The undeniable ease for exploitation due to Crown’s lax policies sparked the launch of the Bergin Inquiry which has now deemed the gaming and entertainment group unsuitable to hold a state license. Initially reported in 2019 by The Age, Sydney Morning Herald and Sixty Minutes, Crown’s illegal operations and suspicious ties were eventually revealed following a thorough investigation. Crown at that time, was focused on clearing the air, marketing the company to have had “no dealings or knowledge of any organisation of that name or description”, which has now been discredited by the inquiry as mistaken.
Lee has been on the Australian Federal Police’ radar for over 40 years prior to the arrest, having earned billions of dollars in revenue for his suspected three-decades worth of international drug trafficking activities.

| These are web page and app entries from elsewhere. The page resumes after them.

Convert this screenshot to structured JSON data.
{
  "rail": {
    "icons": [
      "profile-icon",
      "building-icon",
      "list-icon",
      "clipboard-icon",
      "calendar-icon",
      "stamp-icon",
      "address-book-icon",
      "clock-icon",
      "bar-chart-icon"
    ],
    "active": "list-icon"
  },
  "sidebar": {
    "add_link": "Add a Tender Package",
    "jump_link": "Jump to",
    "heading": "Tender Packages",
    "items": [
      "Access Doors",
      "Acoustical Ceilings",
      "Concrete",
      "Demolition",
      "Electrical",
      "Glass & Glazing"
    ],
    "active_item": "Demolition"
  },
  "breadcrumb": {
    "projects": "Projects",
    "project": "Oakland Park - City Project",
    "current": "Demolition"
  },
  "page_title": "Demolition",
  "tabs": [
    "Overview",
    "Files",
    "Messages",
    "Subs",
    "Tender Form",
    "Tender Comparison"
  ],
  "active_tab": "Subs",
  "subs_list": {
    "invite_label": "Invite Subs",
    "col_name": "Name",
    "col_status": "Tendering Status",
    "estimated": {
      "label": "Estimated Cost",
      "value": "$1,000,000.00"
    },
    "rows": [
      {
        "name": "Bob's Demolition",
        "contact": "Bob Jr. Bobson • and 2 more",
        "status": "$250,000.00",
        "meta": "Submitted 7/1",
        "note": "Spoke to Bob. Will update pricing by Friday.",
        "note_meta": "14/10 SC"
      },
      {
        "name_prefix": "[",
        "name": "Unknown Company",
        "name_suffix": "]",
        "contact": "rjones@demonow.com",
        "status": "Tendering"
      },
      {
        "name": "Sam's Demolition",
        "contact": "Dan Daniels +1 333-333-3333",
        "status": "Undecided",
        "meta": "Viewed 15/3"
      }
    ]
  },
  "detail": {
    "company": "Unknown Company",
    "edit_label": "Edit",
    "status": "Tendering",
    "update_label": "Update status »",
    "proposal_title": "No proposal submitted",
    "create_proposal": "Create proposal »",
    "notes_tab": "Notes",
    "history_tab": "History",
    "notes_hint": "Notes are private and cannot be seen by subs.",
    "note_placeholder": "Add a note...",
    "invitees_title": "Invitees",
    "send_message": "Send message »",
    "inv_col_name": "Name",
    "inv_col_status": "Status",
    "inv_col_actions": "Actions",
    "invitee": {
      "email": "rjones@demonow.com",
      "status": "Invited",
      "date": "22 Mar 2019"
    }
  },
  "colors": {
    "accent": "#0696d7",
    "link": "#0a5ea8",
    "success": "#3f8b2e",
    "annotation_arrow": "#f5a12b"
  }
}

The Company has been linked to a distribution network in the country dating back to 2009, with the AFP having successfully intercepted a drug shipment coming from Bangkok carrying 1.6 tonnes of methamphetamine and 37 kilograms of heroin worth an estimated $1.2 billion just last December 2019. In a statement made by AFP deputy commissioner Karl Kent last year, he narrated The Company as “being a huge threat to Australia… not only in terms of illicit drugs but in terms of people smuggling, in terms of firearms.”
While an arrest has been made, Lee’s story is only one form of Crown’s dubious activities with many more slowly being unmasked to the public eye. A strong start on taking charge, the Australian government is keen on cutting down the huge threat it is currently facing with its largest gaming venture, Crown Resorts ultimately forced to improve on if not rectify its past wrongdoings.